_Problem description_
The entries that follow should be reproduced exactly, with no images carried over.

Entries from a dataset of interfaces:
----------

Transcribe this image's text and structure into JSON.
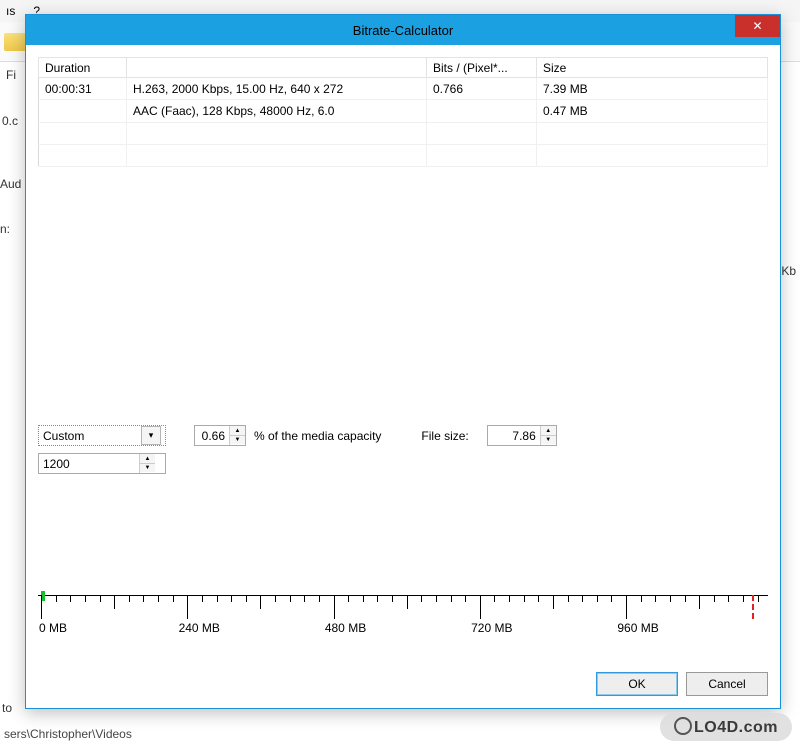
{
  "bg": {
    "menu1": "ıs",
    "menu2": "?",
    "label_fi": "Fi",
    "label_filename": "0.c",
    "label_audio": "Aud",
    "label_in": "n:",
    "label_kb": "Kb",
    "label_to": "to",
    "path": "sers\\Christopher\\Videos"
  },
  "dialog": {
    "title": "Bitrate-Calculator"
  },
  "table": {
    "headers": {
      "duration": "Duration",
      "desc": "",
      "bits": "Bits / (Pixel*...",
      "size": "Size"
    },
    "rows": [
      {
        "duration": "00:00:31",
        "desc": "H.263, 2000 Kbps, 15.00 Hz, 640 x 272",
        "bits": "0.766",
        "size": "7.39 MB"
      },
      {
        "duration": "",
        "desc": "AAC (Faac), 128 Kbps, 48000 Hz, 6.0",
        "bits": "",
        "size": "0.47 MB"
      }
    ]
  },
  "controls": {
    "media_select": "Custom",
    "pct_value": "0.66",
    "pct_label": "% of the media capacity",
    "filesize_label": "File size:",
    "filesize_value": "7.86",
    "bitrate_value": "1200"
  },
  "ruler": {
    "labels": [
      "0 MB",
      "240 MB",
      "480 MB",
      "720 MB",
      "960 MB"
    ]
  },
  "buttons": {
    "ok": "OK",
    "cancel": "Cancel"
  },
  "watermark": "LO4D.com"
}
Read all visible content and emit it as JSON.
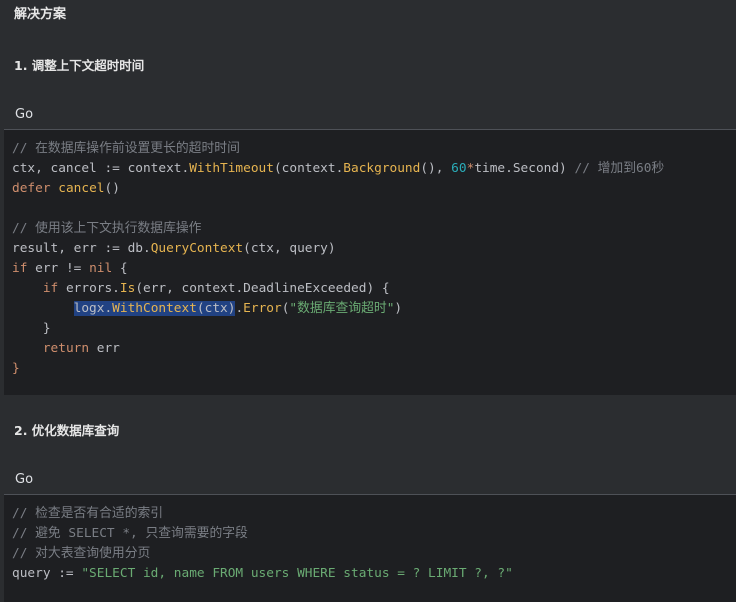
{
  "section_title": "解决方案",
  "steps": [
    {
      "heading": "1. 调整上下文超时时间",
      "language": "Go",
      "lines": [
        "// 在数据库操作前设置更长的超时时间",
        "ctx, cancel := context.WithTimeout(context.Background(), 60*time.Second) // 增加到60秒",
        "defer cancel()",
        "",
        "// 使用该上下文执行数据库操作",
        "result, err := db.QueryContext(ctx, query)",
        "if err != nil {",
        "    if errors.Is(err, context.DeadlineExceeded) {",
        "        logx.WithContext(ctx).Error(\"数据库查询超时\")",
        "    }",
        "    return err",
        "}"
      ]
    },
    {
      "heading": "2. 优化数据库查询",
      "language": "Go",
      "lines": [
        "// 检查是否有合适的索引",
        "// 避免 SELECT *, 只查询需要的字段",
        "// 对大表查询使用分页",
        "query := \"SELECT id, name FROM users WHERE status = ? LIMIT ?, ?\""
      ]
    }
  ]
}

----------

_Solution_
Transcribe this image's text and structure into JSON.
{
  "bg": {
    "menu1": "ıs",
    "menu2": "?",
    "label_fi": "Fi",
    "label_filename": "0.c",
    "label_audio": "Aud",
    "label_in": "n:",
    "label_kb": "Kb",
    "label_to": "to",
    "path": "sers\\Christopher\\Videos"
  },
  "dialog": {
    "title": "Bitrate-Calculator"
  },
  "table": {
    "headers": {
      "duration": "Duration",
      "desc": "",
      "bits": "Bits / (Pixel*...",
      "size": "Size"
    },
    "rows": [
      {
        "duration": "00:00:31",
        "desc": "H.263, 2000 Kbps, 15.00 Hz, 640 x 272",
        "bits": "0.766",
        "size": "7.39 MB"
      },
      {
        "duration": "",
        "desc": "AAC (Faac), 128 Kbps, 48000 Hz, 6.0",
        "bits": "",
        "size": "0.47 MB"
      }
    ]
  },
  "controls": {
    "media_select": "Custom",
    "pct_value": "0.66",
    "pct_label": "% of the media capacity",
    "filesize_label": "File size:",
    "filesize_value": "7.86",
    "bitrate_value": "1200"
  },
  "ruler": {
    "labels": [
      "0 MB",
      "240 MB",
      "480 MB",
      "720 MB",
      "960 MB"
    ]
  },
  "buttons": {
    "ok": "OK",
    "cancel": "Cancel"
  },
  "watermark": "LO4D.com"
}
Read all visible content and emit it as JSON.
{
  "section_title": "解决方案",
  "steps": [
    {
      "heading": "1. 调整上下文超时时间",
      "language": "Go",
      "lines": [
        "// 在数据库操作前设置更长的超时时间",
        "ctx, cancel := context.WithTimeout(context.Background(), 60*time.Second) // 增加到60秒",
        "defer cancel()",
        "",
        "// 使用该上下文执行数据库操作",
        "result, err := db.QueryContext(ctx, query)",
        "if err != nil {",
        "    if errors.Is(err, context.DeadlineExceeded) {",
        "        logx.WithContext(ctx).Error(\"数据库查询超时\")",
        "    }",
        "    return err",
        "}"
      ]
    },
    {
      "heading": "2. 优化数据库查询",
      "language": "Go",
      "lines": [
        "// 检查是否有合适的索引",
        "// 避免 SELECT *, 只查询需要的字段",
        "// 对大表查询使用分页",
        "query := \"SELECT id, name FROM users WHERE status = ? LIMIT ?, ?\""
      ]
    }
  ]
}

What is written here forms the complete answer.